Online course: Creative Writing: The Craft of Plot (part of the Long term online programme Creative Writing)
Dates: any time
Duration: 6 hours
Rating: 4.7 / 5.0 out of 3673 ratings (see top rating courses here)
Participating countries: anyone can apply
- $49 with sharable certificate
Creative Writing: The Craft of Plot
In this course aspiring writers will be introduced to perhaps the most elemental and often the most challenging element of story: plot. We will learn what keeps it moving, how it manipulates our feelings, expectations, and desires. We will examine the choices storytellers make to snag our imaginations, drag them into a fictional world, and keep them there. We will learn how to outline and structure a plot, discuss narrative arc, pacing and reversals and reveal the inevitable surprise: connecting the beginning, middle and end.
Visiting Assistant Professor of Creative Writing
WEEK 1 Plotting a Course
In this module, we’ll learn essentials about plot definitions and mechanics. What is plot? How does plot shape a narrative? What makes a strong plot? How is plot different from a story? We’ll also discuss how plot works in actual books you’re probably familiar with, such as the Harry Potter series, how character and action equals plot, and the five key questions you should ask yourself when creating a dynamic character.
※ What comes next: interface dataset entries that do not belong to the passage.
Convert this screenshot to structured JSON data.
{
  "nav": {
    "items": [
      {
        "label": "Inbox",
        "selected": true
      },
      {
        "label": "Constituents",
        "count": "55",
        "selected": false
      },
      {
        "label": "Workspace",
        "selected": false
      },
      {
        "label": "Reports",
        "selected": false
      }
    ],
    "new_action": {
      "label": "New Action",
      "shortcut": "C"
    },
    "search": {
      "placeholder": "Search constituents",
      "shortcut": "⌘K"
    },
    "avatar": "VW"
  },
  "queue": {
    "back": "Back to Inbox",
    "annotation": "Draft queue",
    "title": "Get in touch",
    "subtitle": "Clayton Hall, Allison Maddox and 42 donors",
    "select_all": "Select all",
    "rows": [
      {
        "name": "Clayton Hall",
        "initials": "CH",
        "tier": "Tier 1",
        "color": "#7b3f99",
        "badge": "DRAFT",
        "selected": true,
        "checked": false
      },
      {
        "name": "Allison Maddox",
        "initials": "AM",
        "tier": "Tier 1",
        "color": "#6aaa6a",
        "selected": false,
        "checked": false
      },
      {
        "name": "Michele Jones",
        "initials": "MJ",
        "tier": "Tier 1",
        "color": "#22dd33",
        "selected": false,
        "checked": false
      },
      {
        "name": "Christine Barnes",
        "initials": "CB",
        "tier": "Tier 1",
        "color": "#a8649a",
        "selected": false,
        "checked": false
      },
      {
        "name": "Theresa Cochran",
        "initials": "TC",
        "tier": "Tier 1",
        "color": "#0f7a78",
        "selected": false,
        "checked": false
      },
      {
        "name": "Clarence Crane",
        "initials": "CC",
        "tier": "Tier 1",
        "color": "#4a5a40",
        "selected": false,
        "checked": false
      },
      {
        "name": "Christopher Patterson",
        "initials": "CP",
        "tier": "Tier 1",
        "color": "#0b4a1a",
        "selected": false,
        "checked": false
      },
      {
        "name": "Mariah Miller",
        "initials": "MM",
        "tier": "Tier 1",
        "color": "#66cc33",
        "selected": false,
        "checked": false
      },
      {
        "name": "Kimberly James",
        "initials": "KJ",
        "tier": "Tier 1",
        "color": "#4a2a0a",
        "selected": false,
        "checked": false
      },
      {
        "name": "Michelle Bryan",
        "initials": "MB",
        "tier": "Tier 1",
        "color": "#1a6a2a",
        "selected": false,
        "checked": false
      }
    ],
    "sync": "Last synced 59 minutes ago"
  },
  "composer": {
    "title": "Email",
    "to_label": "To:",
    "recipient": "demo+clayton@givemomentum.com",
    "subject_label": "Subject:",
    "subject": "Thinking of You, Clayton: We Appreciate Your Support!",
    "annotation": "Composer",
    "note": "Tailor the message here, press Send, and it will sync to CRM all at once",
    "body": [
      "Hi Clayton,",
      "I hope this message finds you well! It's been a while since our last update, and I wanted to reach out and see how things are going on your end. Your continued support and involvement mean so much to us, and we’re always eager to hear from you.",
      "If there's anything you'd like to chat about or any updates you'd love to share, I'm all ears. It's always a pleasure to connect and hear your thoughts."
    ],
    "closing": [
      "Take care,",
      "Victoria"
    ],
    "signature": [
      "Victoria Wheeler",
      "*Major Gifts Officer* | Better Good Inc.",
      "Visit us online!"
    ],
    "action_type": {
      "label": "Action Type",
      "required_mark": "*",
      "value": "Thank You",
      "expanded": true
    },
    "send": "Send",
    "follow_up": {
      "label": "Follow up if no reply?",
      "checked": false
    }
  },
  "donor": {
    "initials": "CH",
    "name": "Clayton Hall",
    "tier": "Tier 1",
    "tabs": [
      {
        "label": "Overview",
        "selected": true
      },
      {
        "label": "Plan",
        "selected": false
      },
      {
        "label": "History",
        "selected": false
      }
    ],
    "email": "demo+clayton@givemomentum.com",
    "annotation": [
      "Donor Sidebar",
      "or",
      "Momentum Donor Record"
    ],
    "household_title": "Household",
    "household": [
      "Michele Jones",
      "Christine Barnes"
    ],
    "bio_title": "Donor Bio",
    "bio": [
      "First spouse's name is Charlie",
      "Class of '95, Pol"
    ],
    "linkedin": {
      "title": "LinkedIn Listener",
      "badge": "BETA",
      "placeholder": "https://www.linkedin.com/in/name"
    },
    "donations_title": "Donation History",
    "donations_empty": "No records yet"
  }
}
What Is Plot?
How Plot Works in Harry Potter
Character + Action = Plot
Feedback Expectations for the Specialization
A Note on Assignments
WEEK 2 The Power of Structure
In this module we’re going to learn what story structure is and how by understanding structure you can learn how to sequence the events in your plot to help maximize your own storytelling abilities.We’ll talk about Freytag’s pyramid, the five act structure, how that structure can be found in works of classic literature, and have a conversation about how structure and outlines can help organize the stories you want to tell.
What Is Structure?
ABDCE Structure Examples from Famous Works of Literature
Visiting Writer: A Conversation with Douglas Martin
WEEK 3 A Scene in Motion
Scenes are the building blocks of storytelling. But what is a scene? And how does a scene move plot forward? In this module we’ll learn about the difference between telling and showing, the five key elements each scene should have, offer some examples of effective scenes, and have a conversation about how setting and description can make a scene come alive.
What Is a Scene?
Examples of Effective Scenes
Shop Talk with Amity Gaige
WEEK 4 Cut It Out
This modules deals with the specifics of editing and revising your work. This process of revision starts with the first draft (which will now become your second draft) and continues until the manuscript’s ready to send to an agent. Included here are a twenty-one point checklist on what to do once you have a completed first draft, and conversations about creating characters with strong motivations, and how to define language that gets rewritten vs language that gets cut.
Editing and Revision
Shop Talk with Amy Bloom
Shop Talk with Salvatore Scibona
The 21st Point